§ **EXERCISE DESCRIPTION**
Report the number of lines in the data where the word "React" appears, and add no other text.

(App and web page records)
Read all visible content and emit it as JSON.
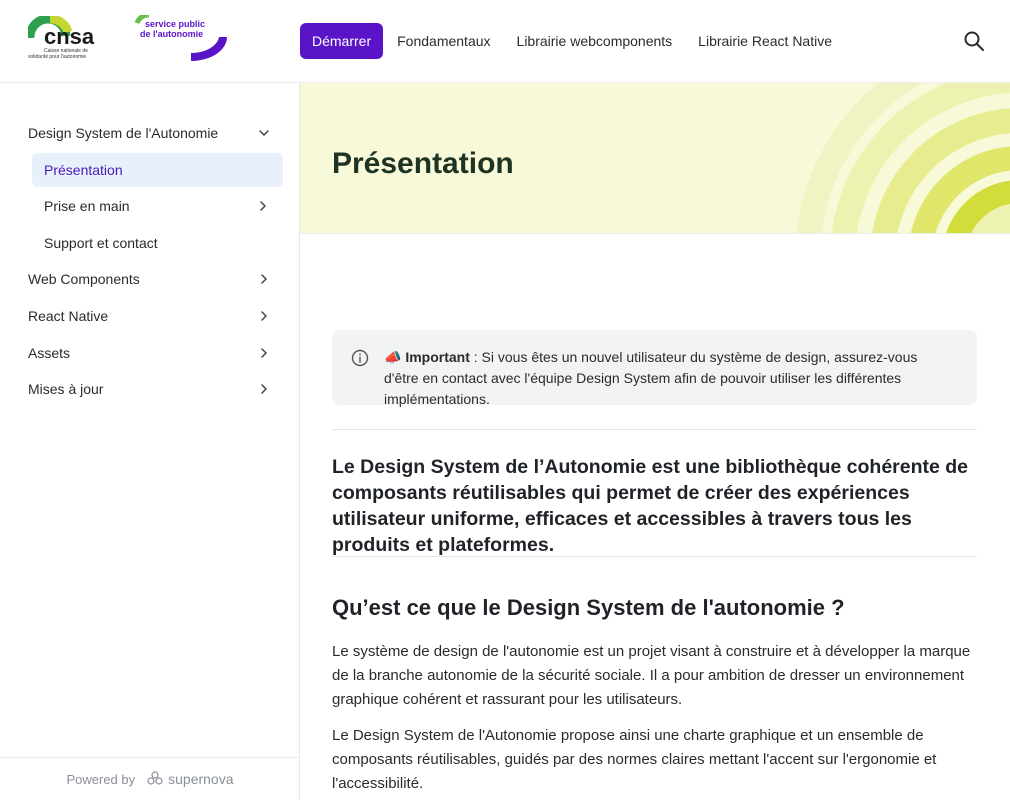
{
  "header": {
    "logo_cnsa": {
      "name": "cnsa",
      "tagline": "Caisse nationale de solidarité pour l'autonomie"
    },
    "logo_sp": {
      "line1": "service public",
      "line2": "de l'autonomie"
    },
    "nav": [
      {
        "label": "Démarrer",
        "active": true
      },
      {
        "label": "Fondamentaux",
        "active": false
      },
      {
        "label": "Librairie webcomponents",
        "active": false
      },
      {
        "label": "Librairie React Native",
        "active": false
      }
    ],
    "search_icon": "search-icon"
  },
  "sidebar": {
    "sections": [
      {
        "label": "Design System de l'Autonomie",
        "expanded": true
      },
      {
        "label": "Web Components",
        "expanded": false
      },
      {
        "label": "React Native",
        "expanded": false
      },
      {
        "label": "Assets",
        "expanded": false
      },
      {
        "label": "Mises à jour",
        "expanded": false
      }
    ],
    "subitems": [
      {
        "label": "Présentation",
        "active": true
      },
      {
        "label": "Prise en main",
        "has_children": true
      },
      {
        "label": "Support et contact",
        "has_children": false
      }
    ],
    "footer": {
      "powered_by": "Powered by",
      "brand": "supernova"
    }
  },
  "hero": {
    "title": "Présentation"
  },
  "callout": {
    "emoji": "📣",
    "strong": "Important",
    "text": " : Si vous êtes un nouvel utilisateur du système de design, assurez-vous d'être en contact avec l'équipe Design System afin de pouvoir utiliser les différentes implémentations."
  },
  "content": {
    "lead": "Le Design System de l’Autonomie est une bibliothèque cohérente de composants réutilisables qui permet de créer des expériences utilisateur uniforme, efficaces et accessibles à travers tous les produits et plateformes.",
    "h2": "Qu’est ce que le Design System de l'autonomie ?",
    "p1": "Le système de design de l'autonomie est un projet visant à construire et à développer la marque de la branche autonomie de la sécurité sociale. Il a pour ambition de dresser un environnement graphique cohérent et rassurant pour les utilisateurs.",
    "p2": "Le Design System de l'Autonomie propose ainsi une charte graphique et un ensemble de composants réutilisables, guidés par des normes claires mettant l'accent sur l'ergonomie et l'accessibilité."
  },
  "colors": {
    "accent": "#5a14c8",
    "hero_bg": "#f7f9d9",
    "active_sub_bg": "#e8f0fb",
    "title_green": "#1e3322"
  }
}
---
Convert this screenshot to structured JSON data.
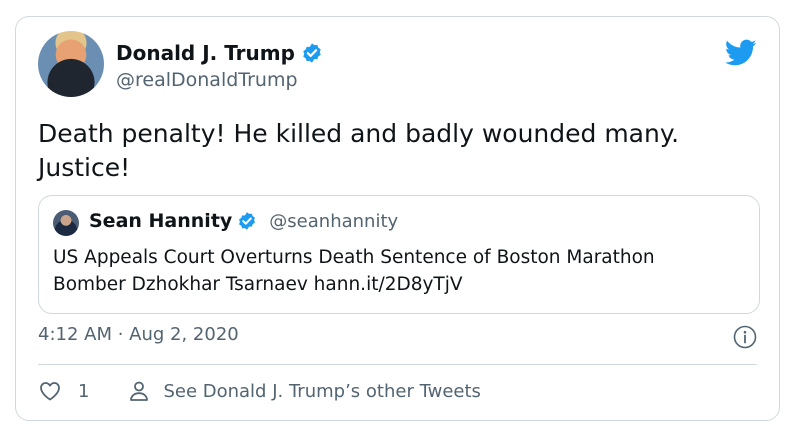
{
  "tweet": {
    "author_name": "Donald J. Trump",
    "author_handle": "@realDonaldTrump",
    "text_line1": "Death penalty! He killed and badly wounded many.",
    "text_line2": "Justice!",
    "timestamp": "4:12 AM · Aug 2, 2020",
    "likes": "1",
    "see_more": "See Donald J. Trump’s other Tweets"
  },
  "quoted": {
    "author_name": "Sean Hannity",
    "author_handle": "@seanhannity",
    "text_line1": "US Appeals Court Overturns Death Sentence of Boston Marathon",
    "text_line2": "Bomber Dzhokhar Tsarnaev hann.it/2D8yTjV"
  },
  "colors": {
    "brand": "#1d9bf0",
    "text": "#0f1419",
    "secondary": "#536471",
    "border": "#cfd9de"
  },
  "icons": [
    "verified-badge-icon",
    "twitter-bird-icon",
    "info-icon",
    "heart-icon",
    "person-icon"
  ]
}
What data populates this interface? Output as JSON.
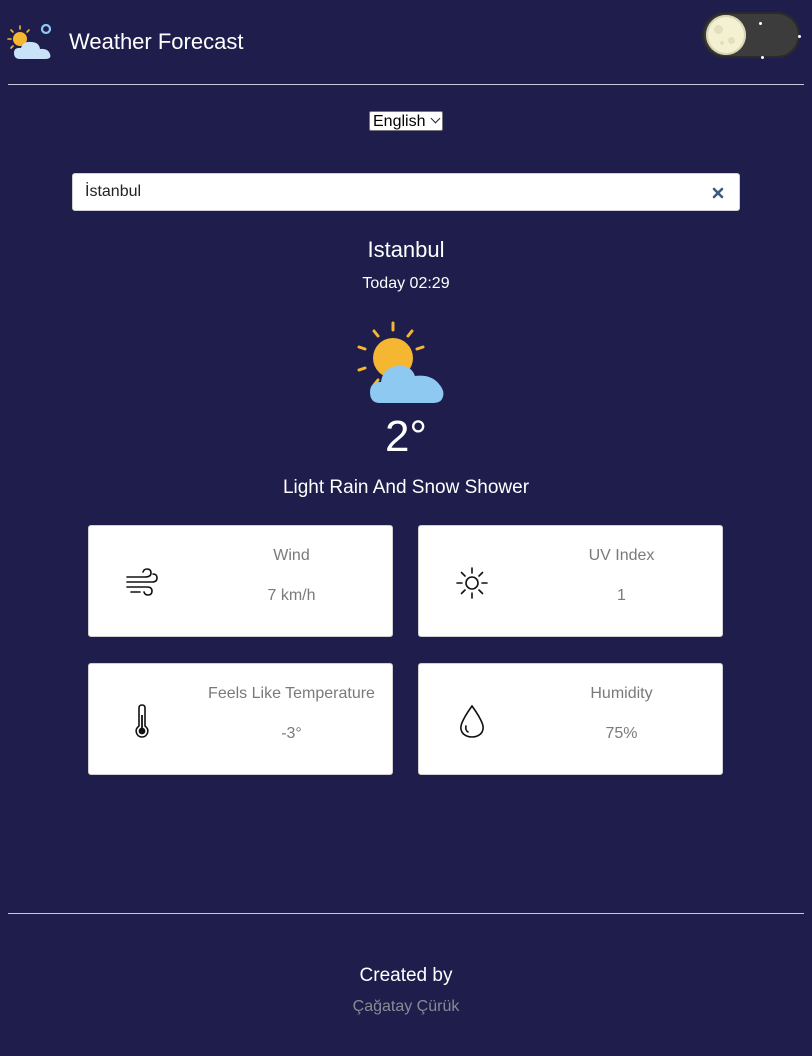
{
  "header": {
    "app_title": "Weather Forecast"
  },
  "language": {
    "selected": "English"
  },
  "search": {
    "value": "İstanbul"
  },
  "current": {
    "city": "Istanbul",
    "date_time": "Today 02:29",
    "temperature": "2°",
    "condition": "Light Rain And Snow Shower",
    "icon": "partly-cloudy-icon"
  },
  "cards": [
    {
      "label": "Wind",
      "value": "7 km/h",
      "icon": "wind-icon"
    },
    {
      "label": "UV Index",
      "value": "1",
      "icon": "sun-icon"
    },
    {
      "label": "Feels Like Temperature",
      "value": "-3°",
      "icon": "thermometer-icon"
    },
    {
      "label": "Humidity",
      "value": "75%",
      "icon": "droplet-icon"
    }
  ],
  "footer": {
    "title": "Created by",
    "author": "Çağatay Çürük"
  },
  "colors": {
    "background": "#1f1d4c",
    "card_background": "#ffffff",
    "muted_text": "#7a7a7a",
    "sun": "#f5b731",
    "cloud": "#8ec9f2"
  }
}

§ **SOLUTION FOR THIS PROBLEM**
2